Everett said: "We got the snap a little bit early. They got the jump on us. I had to drop down and get it and make sure I had it seated before I made the push. It was a good effort by the Ravens, but I thought I had the first down."

Dombrowski had the bottom line: "You have to make a quarterback sneak so it doesn't become a judgment call by the official."

It was a game of big plays, and the Ravens made the ones that mattered most. On the team's first offensive series, Testaverde threw a 64-yard touchdown pass to Derrick Alexander for a 7-0 lead.

Alexander hauled in the short pass over the middle at the Saints' 45 and went untouched down the left sideline.

"It was a crossing route and they got caught in man coverage," said Alexander. "Any time you have man coverage, it's hard. I was surprised I came out of the catch so clean, and when I did, I knew I had to take it to the house [end zone]."

The Saints took the ball all over the field in the first half by shoving the Ravens' front seven around for 85 yards rushing, but despite having possession for nearly 20 minutes, New Orleans managed only a 23-yard field goal by Doug Brien with 1: 07 left in the first quarter.

Aside from Everett's sneak, the only other Saints offensive play of consequence was a busted one early in the fourth quarter, when Everett scrambled to his left and found wide receiver Michael Haynes in the right corner of the end zone for a 31-yard touchdown that tied the score at 10-10 with 14: 48 left.

Even on that play, Haynes had to push cornerback Antonio Langham in the back to get open. There was no penalty.

"I went to talk to the official about it, but I knew it wouldn't do any good so I just said, 'OK, that one is over. There are going to be ups and downs in this game,' " said Langham.

No one had more ups than Byner, 34. He averaged 6.2 yards a carry with a long run of 42. He ran behind an offensive line that dominated the Saints and gave Testaverde maximum pass protection.

The offensive line also kept the Ravens in their game plan. Testaverde threw only 20 times, completing 11 for 186 yards and no interceptions. That means Testaverde is 1-0 since guaranteeing that he never would have another performance as dismal as the one two weeks ago against Houston.

"It's been a long time," said Byner of his 20th career 100-yard game. "It feels good. I think the offensive line did a great job of getting us going."

The offensive line was just as complimentary.

"Earnest works as hard as anybody, and it's nice seeing him get 100 yards and us running the ball to run out the clock," said Jones. "But on that 42-yard run, we had to get on him. He's got to take that long one to the house."

It was a good day to joke. Forget about the Saints being winless and having the 29th-worst rushing defense in the league. And so what if the Ravens' defense got pushed around a little bit? This was win No. 2.

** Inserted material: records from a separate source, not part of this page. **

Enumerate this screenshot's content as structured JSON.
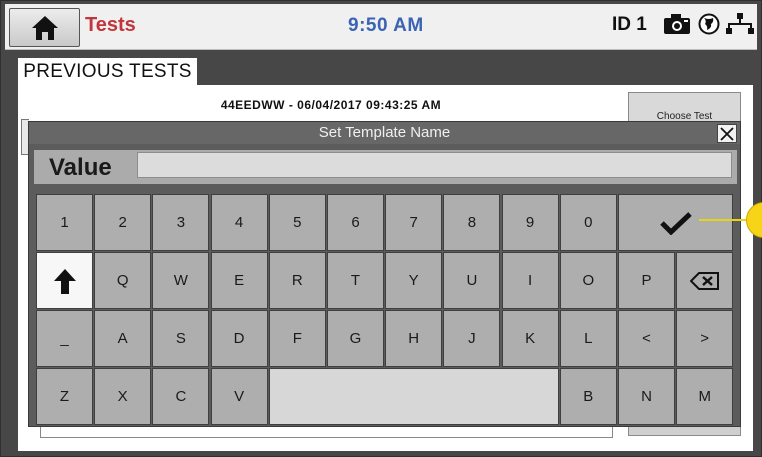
{
  "header": {
    "title": "Tests",
    "time": "9:50 AM",
    "id_label": "ID 1",
    "icons": [
      "home-icon",
      "camera-icon",
      "globe-icon",
      "network-icon"
    ]
  },
  "tab": {
    "label": "PREVIOUS TESTS"
  },
  "test_list": {
    "selected_header": "44EEDWW - 06/04/2017 09:43:25 AM",
    "choose_test_label": "Choose Test"
  },
  "dialog": {
    "title": "Set Template Name",
    "value_label": "Value",
    "value_text": ""
  },
  "keyboard": {
    "rows": [
      [
        "1",
        "2",
        "3",
        "4",
        "5",
        "6",
        "7",
        "8",
        "9",
        "0"
      ],
      [
        "Q",
        "W",
        "E",
        "R",
        "T",
        "Y",
        "U",
        "I",
        "O",
        "P"
      ],
      [
        "A",
        "S",
        "D",
        "F",
        "G",
        "H",
        "J",
        "K",
        "L",
        "<",
        ">"
      ],
      [
        "Z",
        "X",
        "C",
        "V",
        "B",
        "N",
        "M"
      ]
    ],
    "row3_prefix": "_",
    "enter_icon": "check-icon",
    "shift_icon": "up-arrow-icon",
    "backspace_icon": "backspace-icon"
  },
  "colors": {
    "title_red": "#c0363c",
    "time_blue": "#3a63b3",
    "callout_yellow": "#f7d417"
  }
}
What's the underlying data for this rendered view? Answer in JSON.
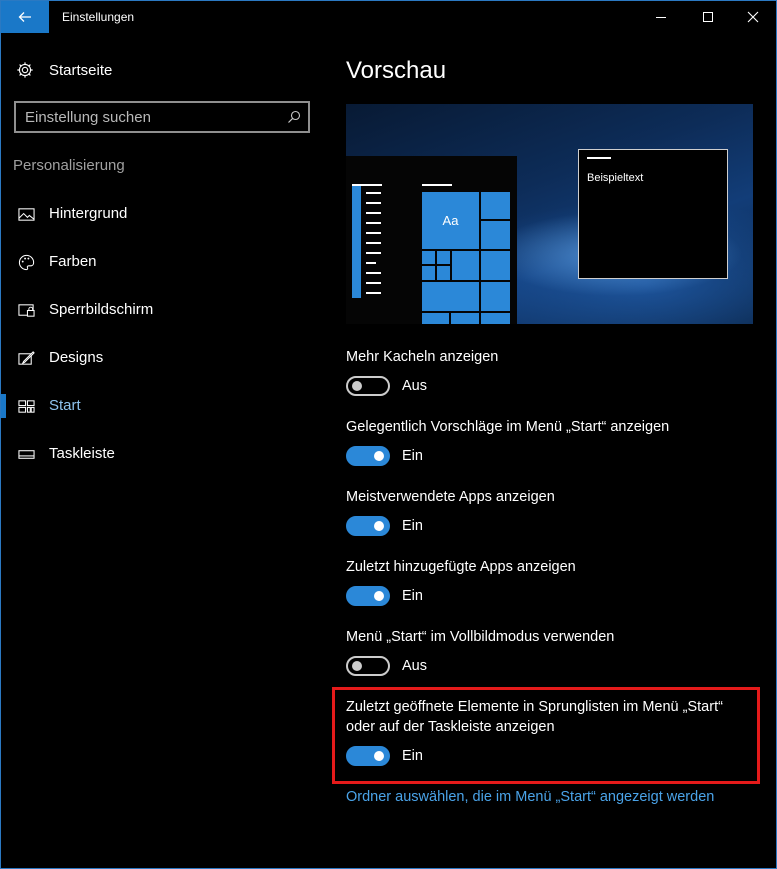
{
  "window": {
    "title": "Einstellungen"
  },
  "sidebar": {
    "home_label": "Startseite",
    "search": {
      "placeholder": "Einstellung suchen"
    },
    "section_label": "Personalisierung",
    "items": [
      {
        "label": "Hintergrund",
        "icon": "picture-icon"
      },
      {
        "label": "Farben",
        "icon": "palette-icon"
      },
      {
        "label": "Sperrbildschirm",
        "icon": "lock-screen-icon"
      },
      {
        "label": "Designs",
        "icon": "designs-icon"
      },
      {
        "label": "Start",
        "icon": "start-icon",
        "selected": true
      },
      {
        "label": "Taskleiste",
        "icon": "taskbar-icon"
      }
    ]
  },
  "main": {
    "title": "Vorschau",
    "preview": {
      "tile_text": "Aa",
      "window_text": "Beispieltext"
    },
    "settings": [
      {
        "label": "Mehr Kacheln anzeigen",
        "state": "Aus",
        "on": false
      },
      {
        "label": "Gelegentlich Vorschläge im Menü „Start“ anzeigen",
        "state": "Ein",
        "on": true
      },
      {
        "label": "Meistverwendete Apps anzeigen",
        "state": "Ein",
        "on": true
      },
      {
        "label": "Zuletzt hinzugefügte Apps anzeigen",
        "state": "Ein",
        "on": true
      },
      {
        "label": "Menü „Start“ im Vollbildmodus verwenden",
        "state": "Aus",
        "on": false
      },
      {
        "label": "Zuletzt geöffnete Elemente in Sprunglisten im Menü „Start“ oder auf der Taskleiste anzeigen",
        "state": "Ein",
        "on": true,
        "highlighted": true
      }
    ],
    "link": "Ordner auswählen, die im Menü „Start“ angezeigt werden"
  },
  "colors": {
    "accent": "#2b88d8",
    "highlight": "#e51a1a",
    "link": "#4aa3e8"
  }
}
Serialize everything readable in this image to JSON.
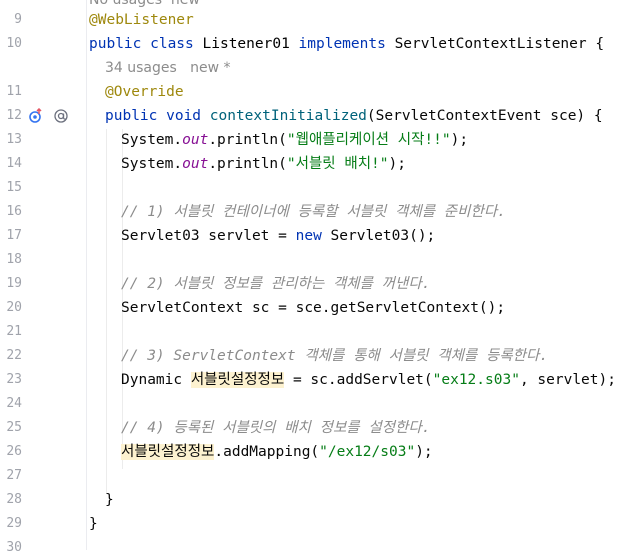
{
  "gutter": {
    "line_numbers": [
      "10",
      "",
      "11",
      "12",
      "13",
      "14",
      "15",
      "16",
      "17",
      "18",
      "19",
      "20",
      "21",
      "22",
      "23",
      "24",
      "25",
      "26",
      "27",
      "28",
      "29",
      "30"
    ]
  },
  "hints": {
    "usages": "34 usages   new *"
  },
  "code": {
    "l0": "@WebListener",
    "l1_kw1": "public class ",
    "l1_name": "Listener01 ",
    "l1_kw2": "implements ",
    "l1_rest": "ServletContextListener {",
    "l3": "@Override",
    "l4_kw": "public void ",
    "l4_fn": "contextInitialized",
    "l4_rest": "(ServletContextEvent sce) {",
    "l5_a": "System.",
    "l5_b": "out",
    "l5_c": ".println(",
    "l5_str": "\"웹애플리케이션 시작!!\"",
    "l5_end": ");",
    "l6_a": "System.",
    "l6_b": "out",
    "l6_c": ".println(",
    "l6_str": "\"서블릿 배치!\"",
    "l6_end": ");",
    "l8": "// 1) 서블릿 컨테이너에 등록할 서블릿 객체를 준비한다.",
    "l9_a": "Servlet03 servlet = ",
    "l9_kw": "new ",
    "l9_b": "Servlet03();",
    "l11": "// 2) 서블릿 정보를 관리하는 객체를 꺼낸다.",
    "l12": "ServletContext sc = sce.getServletContext();",
    "l14": "// 3) ServletContext 객체를 통해 서블릿 객체를 등록한다.",
    "l15_a": "Dynamic ",
    "l15_hl": "서블릿설정정보",
    "l15_b": " = sc.addServlet(",
    "l15_str1": "\"ex12.s03\"",
    "l15_c": ", servlet);",
    "l17": "// 4) 등록된 서블릿의 배치 정보를 설정한다.",
    "l18_hl": "서블릿설정정보",
    "l18_a": ".addMapping(",
    "l18_str": "\"/ex12/s03\"",
    "l18_b": ");",
    "l20": "}",
    "l21": "}"
  }
}
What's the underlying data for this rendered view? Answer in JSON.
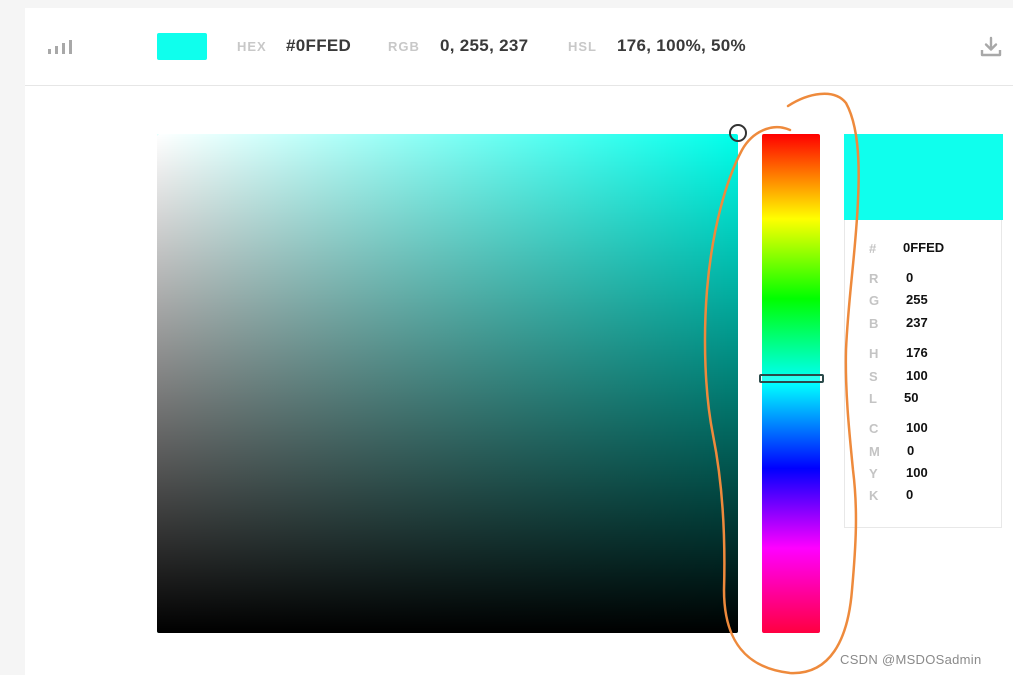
{
  "current_color": {
    "hex_color": "#0FFFED",
    "hue_color": "#00FFEB"
  },
  "header": {
    "hex_label": "HEX",
    "hex_value": "#0FFED",
    "rgb_label": "RGB",
    "rgb_value": "0, 255, 237",
    "hsl_label": "HSL",
    "hsl_value": "176, 100%, 50%"
  },
  "icons": {
    "menu": "signal-bars-icon",
    "download": "download-icon"
  },
  "picker": {
    "saturation": 100,
    "brightness": 100,
    "hue": 176
  },
  "panel": {
    "hash_label": "#",
    "hex": "0FFED",
    "r_label": "R",
    "r": "0",
    "g_label": "G",
    "g": "255",
    "b_label": "B",
    "b": "237",
    "h_label": "H",
    "h": "176",
    "s_label": "S",
    "s": "100",
    "l_label": "L",
    "l": "50",
    "c_label": "C",
    "c": "100",
    "m_label": "M",
    "m": "0",
    "y_label": "Y",
    "y": "100",
    "k_label": "K",
    "k": "0"
  },
  "annotation_color": "#EE8A3C",
  "watermark": "CSDN @MSDOSadmin"
}
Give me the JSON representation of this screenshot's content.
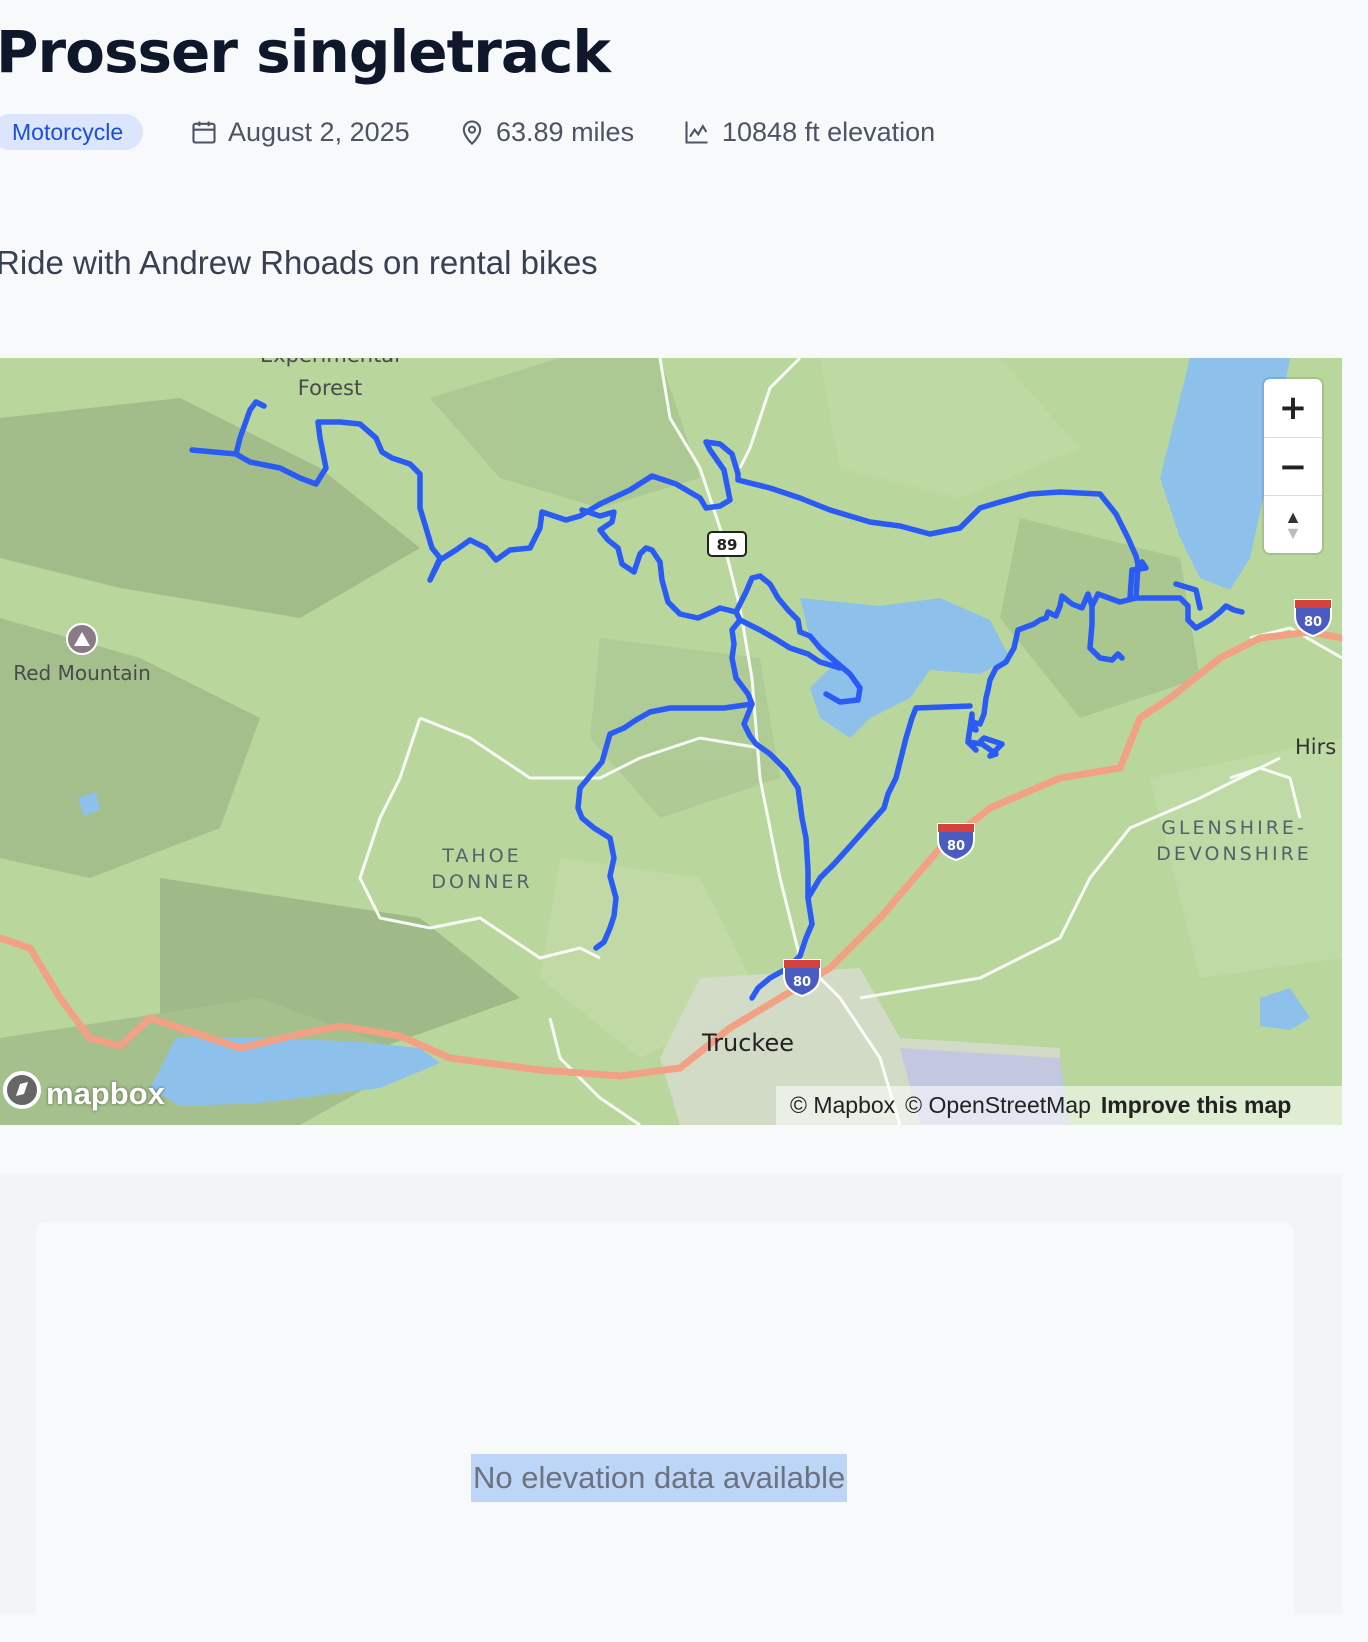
{
  "ride": {
    "title": "Prosser singletrack",
    "type_badge": "Motorcycle",
    "date": "August 2, 2025",
    "distance": "63.89 miles",
    "elevation": "10848 ft elevation",
    "description": "Ride with Andrew Rhoads on rental bikes"
  },
  "map": {
    "labels": {
      "forest_line1": "Experimental",
      "forest_line2": "Forest",
      "red_mountain": "Red Mountain",
      "tahoe_donner_1": "TAHOE",
      "tahoe_donner_2": "DONNER",
      "glenshire_1": "GLENSHIRE-",
      "glenshire_2": "DEVONSHIRE",
      "truckee": "Truckee",
      "hirs": "Hirs",
      "hwy89": "89",
      "i80": "80"
    },
    "controls": {
      "zoom_in": "+",
      "zoom_out": "−",
      "compass": "▲"
    },
    "logo": "mapbox",
    "attribution": {
      "mapbox": "© Mapbox",
      "osm": "© OpenStreetMap",
      "improve": "Improve this map"
    },
    "colors": {
      "route": "#2b5bf5",
      "land": "#b9d79c",
      "water": "#8ec0ec",
      "interstate": "#f2a184"
    }
  },
  "elevation_panel": {
    "message": "No elevation data available"
  },
  "icons": [
    "calendar-icon",
    "location-pin-icon",
    "elevation-chart-icon",
    "mapbox-logo-icon"
  ]
}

"Vinny had a good ballgame, he really did," said Marchibroda. "In this game, we were able to run and pass and we didn't give the football up. This is a win we can build off of."